Drone, space and balloon technology developed by father and son in West Wyalong to help save lives

You wouldn’t necessarily expect a regional town known for its gold mining and agriculture to be the next “drone center of excellence,” but this dad and son did it.

Flight Design Research and Development Manager Robert Brand and his son, Jason, are setting up a facility at West Wyalong in the New South Wales Riverina to study, develop and analyze aerospace hardware .

The 70-year-old has high hopes for some of the potentially “life-saving” materials.

He said it could have come in handy during the Black Summer bushfires and the recent flooding emergency in the east of the country.

“My house was one of the first to nearly burn down in the 2019 Hazelbrook fires [in the Blue Mountains],” he said.

“It changes the whole game, totally.”

Father and son Robert and Jason Brand are aerospace innovators.(ABC Riverina: Shannon Corvo)

Test technology

The facility will also host workshops for people wanting to learn how to fly drones, get their licenses, and provide space for organizations to test their own technology.

Brands have begun work on a plan to send balloons into the sky that will stabilize at an altitude of around 10 miles, something Robert Brand said was never done.

“They’ll have solar power, they’ll have batteries, they’ll just be able to gently roll against the wind up there, which is pretty light,” he said.

“We can fly a system to a disaster area and provide images of what’s going on, and provide radio communications to people on the ground.

“If we can do this, it will change this country.”

The most recent balloon launch, which contained a prototype sensor for a future mission to Mars, testing flight systems, cameras, controllers and stabilizers, was a success.

A young man kneeling on the ground holding a huge helium filled balloon with his father also holding it.
Preparing the balloon for launch to test sensors, cameras and flight systems.(ABC Riverina: Shannon Corvo)

Mr Brand said the technology could also be used by farmers, universities, space companies and environmental workers.

“We will see drone activity increase, I don’t know, I predict it will increase 20 times over the next five years,” he said.

Built the first drone at age 11

At 20, Jason Brand is the CEO of Flight Design.

He is also the youngest to win the Australian Industry and Defense Network Young Achiever New South Wales award.

A young man with short wavy hair sits at a folding table with his computer and a contraption next to him.
Jason Brand has been tinkering with technology since he was young.(ABC Riverina: Shannon Corvo)

“I was nine the first time we did a ball launch,” he said.

Long story short: the amateur radio club we knew was going to make one.

“They said, ‘It’s too hard, we’re not going to do it’, so sad and I decided we wanted it and it all went from there.”

Growing up, the school never agreed with Jason.

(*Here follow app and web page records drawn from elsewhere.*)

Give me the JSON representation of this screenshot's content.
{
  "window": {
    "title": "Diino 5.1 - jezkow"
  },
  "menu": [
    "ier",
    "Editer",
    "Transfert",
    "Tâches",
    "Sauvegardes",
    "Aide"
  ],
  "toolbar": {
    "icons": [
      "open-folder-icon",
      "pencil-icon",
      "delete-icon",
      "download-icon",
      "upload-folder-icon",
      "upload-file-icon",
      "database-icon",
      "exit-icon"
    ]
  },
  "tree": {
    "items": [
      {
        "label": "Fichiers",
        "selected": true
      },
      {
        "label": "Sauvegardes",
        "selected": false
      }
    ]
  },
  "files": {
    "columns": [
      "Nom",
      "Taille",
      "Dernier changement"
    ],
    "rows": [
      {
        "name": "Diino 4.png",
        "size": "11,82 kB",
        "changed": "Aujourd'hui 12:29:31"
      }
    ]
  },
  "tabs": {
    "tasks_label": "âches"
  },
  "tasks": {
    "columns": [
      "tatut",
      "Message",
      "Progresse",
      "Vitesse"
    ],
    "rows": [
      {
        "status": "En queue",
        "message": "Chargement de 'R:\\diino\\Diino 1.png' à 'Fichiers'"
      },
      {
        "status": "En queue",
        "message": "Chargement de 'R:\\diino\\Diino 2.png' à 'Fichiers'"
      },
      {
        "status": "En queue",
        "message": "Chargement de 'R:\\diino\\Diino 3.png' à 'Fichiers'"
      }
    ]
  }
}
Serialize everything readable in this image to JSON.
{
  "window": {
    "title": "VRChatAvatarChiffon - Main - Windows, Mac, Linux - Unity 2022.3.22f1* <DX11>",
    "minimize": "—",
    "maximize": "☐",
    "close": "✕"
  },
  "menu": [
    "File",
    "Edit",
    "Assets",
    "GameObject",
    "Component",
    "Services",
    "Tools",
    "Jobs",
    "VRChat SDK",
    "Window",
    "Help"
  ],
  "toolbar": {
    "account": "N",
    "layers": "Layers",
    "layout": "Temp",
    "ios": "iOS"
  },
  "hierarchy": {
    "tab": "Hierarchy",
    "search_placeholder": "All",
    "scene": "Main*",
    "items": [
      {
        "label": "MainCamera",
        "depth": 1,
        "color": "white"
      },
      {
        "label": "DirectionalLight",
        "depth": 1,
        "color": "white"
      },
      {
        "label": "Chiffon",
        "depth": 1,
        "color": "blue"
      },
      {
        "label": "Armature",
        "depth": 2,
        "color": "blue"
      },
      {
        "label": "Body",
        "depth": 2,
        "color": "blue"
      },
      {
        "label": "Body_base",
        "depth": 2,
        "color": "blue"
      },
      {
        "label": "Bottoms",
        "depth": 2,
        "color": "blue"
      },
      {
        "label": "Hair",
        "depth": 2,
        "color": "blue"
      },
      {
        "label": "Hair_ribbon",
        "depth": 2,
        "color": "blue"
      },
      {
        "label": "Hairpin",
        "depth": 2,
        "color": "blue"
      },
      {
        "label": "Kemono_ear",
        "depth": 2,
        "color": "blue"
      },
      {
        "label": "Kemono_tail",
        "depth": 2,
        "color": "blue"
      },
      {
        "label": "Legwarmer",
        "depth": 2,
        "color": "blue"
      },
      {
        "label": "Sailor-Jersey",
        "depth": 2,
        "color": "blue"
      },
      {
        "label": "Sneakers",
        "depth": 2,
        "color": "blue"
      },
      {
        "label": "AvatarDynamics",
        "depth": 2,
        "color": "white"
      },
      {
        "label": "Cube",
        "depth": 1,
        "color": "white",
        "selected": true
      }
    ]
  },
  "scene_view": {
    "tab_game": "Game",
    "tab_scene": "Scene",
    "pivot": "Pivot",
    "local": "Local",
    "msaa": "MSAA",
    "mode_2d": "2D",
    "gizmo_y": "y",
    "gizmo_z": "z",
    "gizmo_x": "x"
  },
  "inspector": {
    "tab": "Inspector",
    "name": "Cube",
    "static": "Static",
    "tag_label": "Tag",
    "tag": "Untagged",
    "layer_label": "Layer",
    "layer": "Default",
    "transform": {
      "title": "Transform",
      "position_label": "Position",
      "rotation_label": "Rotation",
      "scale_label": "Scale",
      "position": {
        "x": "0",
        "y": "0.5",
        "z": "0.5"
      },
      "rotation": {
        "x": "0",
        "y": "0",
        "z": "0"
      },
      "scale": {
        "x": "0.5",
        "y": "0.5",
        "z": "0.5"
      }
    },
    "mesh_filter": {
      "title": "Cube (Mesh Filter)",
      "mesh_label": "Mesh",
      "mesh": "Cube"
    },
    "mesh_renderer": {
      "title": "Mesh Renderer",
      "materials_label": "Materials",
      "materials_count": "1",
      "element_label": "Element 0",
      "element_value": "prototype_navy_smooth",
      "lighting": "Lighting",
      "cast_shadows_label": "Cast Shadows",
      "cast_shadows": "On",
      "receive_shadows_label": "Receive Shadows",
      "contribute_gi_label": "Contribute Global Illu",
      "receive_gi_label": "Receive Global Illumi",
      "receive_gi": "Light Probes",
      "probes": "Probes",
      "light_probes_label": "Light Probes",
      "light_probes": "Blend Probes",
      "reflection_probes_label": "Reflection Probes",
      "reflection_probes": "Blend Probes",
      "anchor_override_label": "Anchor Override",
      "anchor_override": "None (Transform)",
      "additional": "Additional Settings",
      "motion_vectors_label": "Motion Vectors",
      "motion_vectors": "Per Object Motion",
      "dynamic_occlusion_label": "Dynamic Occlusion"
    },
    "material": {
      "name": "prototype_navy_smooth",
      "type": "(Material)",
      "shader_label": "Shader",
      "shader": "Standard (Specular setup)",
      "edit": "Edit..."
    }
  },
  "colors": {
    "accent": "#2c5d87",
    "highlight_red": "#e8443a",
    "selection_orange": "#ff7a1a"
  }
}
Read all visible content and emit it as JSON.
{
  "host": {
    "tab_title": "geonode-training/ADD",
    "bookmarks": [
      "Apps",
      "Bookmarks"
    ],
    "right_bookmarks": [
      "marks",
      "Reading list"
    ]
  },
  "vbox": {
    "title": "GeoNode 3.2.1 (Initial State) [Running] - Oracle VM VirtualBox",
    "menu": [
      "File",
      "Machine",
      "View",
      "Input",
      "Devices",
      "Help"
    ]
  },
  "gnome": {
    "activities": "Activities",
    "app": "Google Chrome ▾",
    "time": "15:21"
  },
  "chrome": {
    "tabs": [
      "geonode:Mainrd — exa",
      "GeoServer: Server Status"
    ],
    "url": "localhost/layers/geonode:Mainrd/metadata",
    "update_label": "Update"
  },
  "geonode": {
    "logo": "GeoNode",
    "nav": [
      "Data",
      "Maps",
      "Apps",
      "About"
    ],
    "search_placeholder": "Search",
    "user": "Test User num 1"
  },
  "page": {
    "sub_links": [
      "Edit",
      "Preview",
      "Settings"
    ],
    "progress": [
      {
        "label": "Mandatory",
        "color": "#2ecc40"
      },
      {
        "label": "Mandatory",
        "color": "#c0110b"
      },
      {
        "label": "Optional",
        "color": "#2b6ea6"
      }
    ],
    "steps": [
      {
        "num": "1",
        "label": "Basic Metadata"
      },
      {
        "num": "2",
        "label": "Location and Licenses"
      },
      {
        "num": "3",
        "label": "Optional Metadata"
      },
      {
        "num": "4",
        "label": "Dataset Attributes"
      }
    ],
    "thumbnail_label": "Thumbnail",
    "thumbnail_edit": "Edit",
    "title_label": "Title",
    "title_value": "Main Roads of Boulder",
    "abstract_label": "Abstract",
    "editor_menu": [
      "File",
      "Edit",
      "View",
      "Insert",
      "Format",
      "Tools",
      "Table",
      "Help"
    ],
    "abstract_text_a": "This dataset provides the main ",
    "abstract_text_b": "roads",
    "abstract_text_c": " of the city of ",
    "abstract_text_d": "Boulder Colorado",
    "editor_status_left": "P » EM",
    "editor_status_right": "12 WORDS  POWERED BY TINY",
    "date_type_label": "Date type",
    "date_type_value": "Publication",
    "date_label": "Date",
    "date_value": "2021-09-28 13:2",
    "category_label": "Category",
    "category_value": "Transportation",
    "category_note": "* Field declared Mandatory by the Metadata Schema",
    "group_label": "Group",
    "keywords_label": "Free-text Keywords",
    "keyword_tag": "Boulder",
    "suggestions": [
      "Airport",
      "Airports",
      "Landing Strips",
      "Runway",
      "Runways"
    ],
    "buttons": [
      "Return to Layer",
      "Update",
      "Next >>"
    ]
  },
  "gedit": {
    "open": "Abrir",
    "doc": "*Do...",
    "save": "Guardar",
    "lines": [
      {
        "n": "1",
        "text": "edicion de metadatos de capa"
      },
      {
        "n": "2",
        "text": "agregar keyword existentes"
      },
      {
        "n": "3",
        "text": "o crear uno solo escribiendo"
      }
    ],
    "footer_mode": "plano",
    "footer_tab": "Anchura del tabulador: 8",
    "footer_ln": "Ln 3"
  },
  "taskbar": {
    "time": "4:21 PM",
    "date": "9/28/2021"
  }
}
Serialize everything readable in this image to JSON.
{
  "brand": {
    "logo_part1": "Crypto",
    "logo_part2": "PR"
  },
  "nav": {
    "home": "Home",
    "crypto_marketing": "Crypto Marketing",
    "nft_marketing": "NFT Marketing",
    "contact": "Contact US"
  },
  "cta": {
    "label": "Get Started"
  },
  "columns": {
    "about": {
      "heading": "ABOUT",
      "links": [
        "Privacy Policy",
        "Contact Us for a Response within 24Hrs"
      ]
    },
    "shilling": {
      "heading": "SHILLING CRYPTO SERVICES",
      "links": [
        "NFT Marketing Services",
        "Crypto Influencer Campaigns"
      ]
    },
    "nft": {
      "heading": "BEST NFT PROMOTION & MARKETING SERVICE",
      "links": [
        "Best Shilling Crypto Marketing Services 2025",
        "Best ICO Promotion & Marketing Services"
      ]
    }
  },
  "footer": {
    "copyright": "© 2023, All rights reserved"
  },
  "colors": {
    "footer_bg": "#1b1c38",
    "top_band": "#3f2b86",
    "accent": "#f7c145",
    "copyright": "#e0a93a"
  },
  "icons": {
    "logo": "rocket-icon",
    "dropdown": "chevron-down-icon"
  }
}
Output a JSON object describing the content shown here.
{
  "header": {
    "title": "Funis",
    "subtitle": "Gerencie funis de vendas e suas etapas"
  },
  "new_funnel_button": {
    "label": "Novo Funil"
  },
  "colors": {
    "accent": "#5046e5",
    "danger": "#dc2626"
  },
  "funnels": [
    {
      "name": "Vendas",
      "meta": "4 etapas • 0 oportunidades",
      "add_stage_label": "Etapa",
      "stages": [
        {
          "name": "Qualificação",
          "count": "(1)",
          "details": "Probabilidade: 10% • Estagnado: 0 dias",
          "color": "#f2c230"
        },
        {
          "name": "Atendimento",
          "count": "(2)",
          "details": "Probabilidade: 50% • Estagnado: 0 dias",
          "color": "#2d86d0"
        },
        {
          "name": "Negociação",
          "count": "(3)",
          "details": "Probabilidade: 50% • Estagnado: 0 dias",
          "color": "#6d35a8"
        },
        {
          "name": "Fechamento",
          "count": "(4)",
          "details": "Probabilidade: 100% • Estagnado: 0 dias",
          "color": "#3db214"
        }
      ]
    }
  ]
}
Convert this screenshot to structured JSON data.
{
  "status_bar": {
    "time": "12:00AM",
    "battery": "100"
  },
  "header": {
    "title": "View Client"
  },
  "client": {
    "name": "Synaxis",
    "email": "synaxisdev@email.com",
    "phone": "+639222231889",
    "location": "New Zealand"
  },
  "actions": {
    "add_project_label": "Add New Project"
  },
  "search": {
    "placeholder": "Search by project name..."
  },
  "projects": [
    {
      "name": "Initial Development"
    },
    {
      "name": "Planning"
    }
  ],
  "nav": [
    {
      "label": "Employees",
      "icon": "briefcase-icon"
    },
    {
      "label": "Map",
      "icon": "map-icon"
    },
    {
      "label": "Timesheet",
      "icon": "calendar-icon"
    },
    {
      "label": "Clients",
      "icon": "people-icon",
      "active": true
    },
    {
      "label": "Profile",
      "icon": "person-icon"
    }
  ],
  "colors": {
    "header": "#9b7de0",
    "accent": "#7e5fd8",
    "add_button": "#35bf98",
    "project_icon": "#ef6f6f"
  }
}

He barely got his graduate certificate.

So he took matters into his own hands, literally.

Jason built his first drone when he was 11 years old and was assembling computers soon after.

An older man bends down to look at a wooden and aluminum contraption with metal legs built by his son.
Robert and Jason prepare to launch a weather balloon attached to the flight system sensors.(ABC Riverina: Shannon Corvo)

Challenging, but rewarding

Robert works closely with his son to create never-before-used technology.

They both have a common vision to innovate and improve systems.

Originally, Robert, with his long experience working for telecommunications companies and even the Apollo 11 mission, led the charge.

But that has recently changed, with Jason taking over.

A nearly full balloon floats in the air above five people keeping it steady.
It was a team effort to fill the balloon with helium without it flying away.(ABC Riverina: Shannon Corvo)

It’s been quite a trip.

“It can be difficult. It can be very difficult,” laughed Jason.

“It’s possible, but it can also be very rewarding,” added Robert.

“The most important thing is to set those boundaries and know the difference between work and being a father and son,” Jason said.

Unique opportunity

Bland Shire Council executive assistant Julie Sharpe said it was an “exciting opportunity” for West Wyalong.

A woman with short blonde hair wearing a Bland Shire Council polo shirt looks into the distance with clouds behind her.
Julie Sharpe of Bland Shire Council didn’t expect the farming town to focus so much on technology.(ABC Riverina: Shannon Corvo)

The council hired local and regional contractors to build the airport hangar.

“We can be at the forefront through our partnership in the development and testing of this new and modern technology, which will only grow in the years to come,” Ms. Sharpe said.